→ Task details: Find and return every line of the data that contains the word "flowers".

------ Extracted data

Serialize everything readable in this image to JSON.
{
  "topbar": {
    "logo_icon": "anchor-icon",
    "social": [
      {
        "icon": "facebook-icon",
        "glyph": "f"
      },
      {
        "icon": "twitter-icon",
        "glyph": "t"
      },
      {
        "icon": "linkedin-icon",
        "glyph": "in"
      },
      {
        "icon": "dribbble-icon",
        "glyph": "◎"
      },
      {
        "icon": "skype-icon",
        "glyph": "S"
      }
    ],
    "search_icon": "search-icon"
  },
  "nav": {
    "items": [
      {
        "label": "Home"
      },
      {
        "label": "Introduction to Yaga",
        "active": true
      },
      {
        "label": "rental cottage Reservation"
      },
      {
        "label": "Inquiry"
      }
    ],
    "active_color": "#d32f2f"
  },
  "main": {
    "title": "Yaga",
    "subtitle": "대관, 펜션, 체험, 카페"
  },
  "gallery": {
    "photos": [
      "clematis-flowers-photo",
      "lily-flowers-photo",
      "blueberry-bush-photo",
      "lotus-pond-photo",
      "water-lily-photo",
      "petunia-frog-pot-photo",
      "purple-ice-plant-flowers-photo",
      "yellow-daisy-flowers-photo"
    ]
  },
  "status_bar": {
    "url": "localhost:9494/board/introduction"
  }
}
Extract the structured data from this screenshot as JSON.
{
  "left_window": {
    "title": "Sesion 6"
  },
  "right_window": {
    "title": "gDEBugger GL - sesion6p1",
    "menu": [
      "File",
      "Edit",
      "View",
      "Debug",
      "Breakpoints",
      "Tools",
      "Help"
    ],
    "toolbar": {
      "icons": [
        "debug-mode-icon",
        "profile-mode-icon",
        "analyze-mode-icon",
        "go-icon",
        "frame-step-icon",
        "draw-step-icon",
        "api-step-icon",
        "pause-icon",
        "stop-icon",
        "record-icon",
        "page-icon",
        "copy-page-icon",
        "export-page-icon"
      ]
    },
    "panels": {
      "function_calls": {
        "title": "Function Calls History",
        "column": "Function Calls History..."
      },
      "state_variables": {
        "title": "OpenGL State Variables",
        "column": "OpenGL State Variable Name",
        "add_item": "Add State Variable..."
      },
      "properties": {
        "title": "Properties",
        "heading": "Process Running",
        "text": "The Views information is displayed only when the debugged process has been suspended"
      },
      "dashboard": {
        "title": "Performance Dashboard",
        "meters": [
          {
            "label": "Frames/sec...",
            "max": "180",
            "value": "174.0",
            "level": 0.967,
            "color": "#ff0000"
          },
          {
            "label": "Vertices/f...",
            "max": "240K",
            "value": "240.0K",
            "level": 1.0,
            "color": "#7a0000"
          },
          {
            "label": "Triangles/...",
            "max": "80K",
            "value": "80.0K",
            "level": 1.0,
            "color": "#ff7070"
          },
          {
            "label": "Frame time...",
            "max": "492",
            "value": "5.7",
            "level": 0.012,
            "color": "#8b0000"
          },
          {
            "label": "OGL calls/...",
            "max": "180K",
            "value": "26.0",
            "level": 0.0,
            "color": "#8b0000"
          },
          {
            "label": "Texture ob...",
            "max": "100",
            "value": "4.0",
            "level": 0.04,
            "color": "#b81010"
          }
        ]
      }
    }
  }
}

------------

→ Answer box:
      "clematis-flowers-photo",
      "lily-flowers-photo",
      "purple-ice-plant-flowers-photo",
      "yellow-daisy-flowers-photo"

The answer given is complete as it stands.